- **Exercise**:
Your answer should be a single number: the count of lines in the listing that contain "description".

*** Opening of Supplied data ***

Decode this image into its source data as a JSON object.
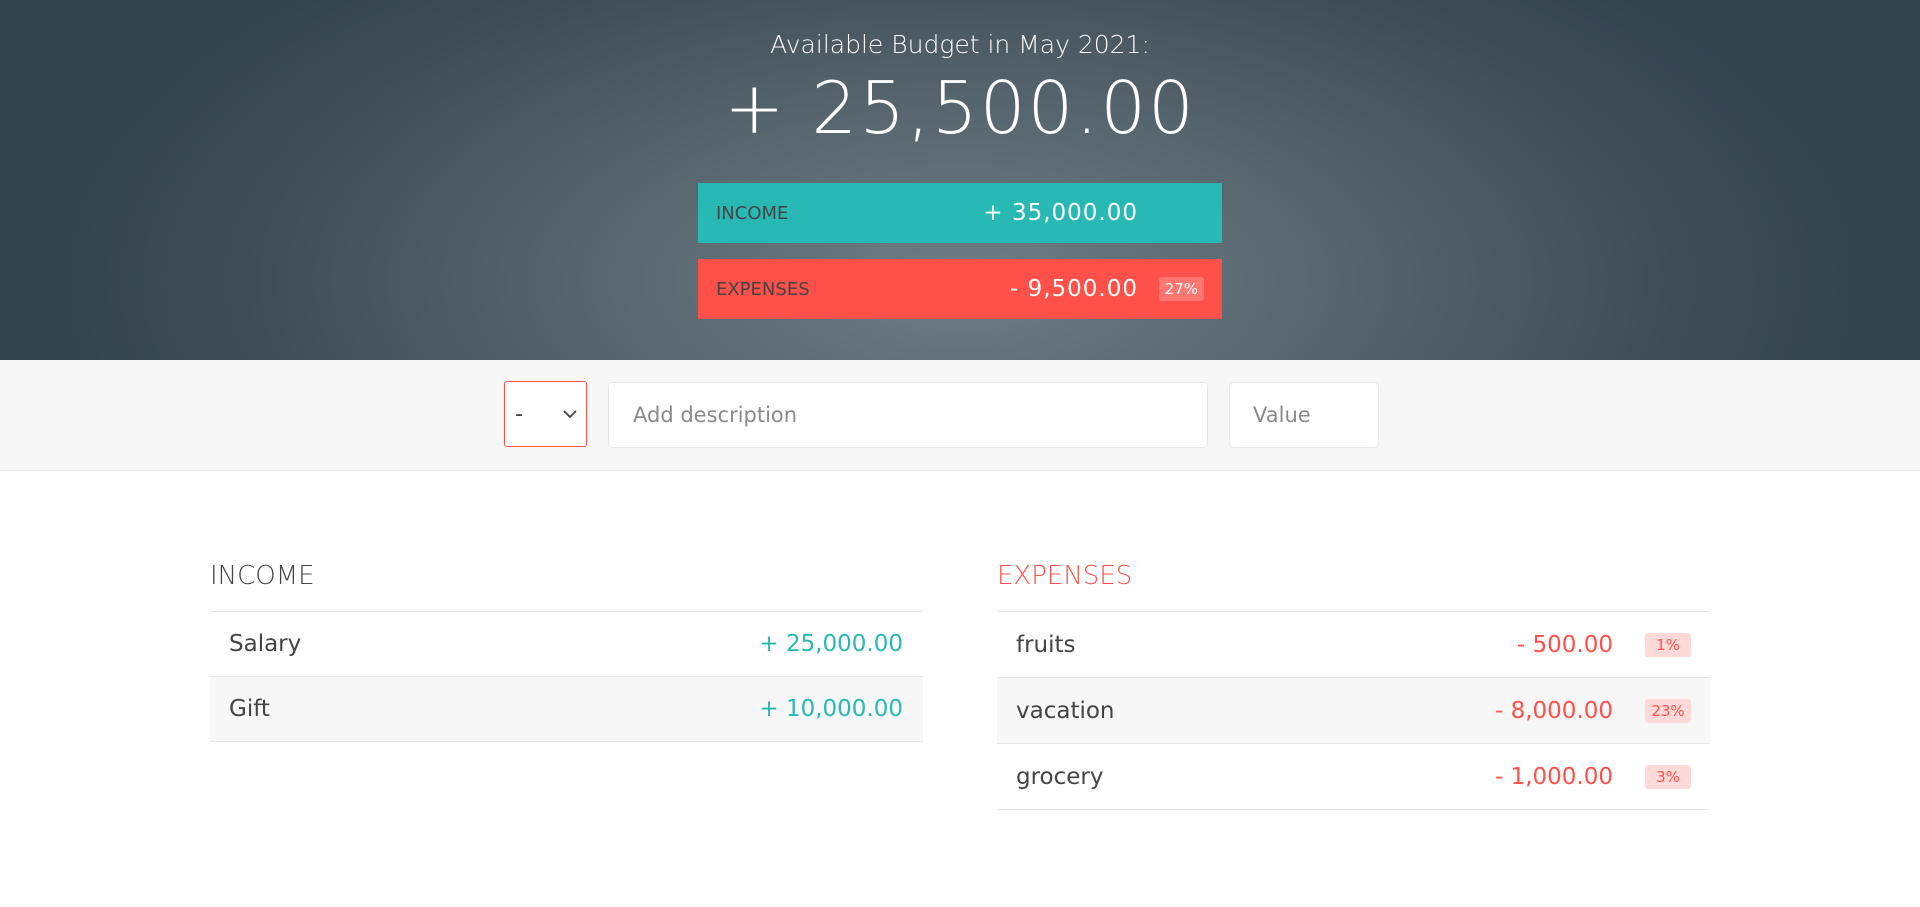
{
  "header": {
    "budget_title": "Available Budget in May 2021:",
    "budget_value": "+ 25,500.00",
    "income": {
      "label": "Income",
      "value": "+ 35,000.00"
    },
    "expenses": {
      "label": "Expenses",
      "value": "- 9,500.00",
      "percentage": "27%"
    }
  },
  "add_form": {
    "type_selected": "-",
    "description_placeholder": "Add description",
    "value_placeholder": "Value"
  },
  "income_list": {
    "title": "Income",
    "items": [
      {
        "description": "Salary",
        "value": "+ 25,000.00"
      },
      {
        "description": "Gift",
        "value": "+ 10,000.00"
      }
    ]
  },
  "expenses_list": {
    "title": "Expenses",
    "items": [
      {
        "description": "fruits",
        "value": "- 500.00",
        "percentage": "1%"
      },
      {
        "description": "vacation",
        "value": "- 8,000.00",
        "percentage": "23%"
      },
      {
        "description": "grocery",
        "value": "- 1,000.00",
        "percentage": "3%"
      }
    ]
  },
  "colors": {
    "income_accent": "#28b9b5",
    "expense_accent": "#ff5049",
    "header_bg": "#4c5a64"
  }
}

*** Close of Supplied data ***

- **Result of this exercise**:
6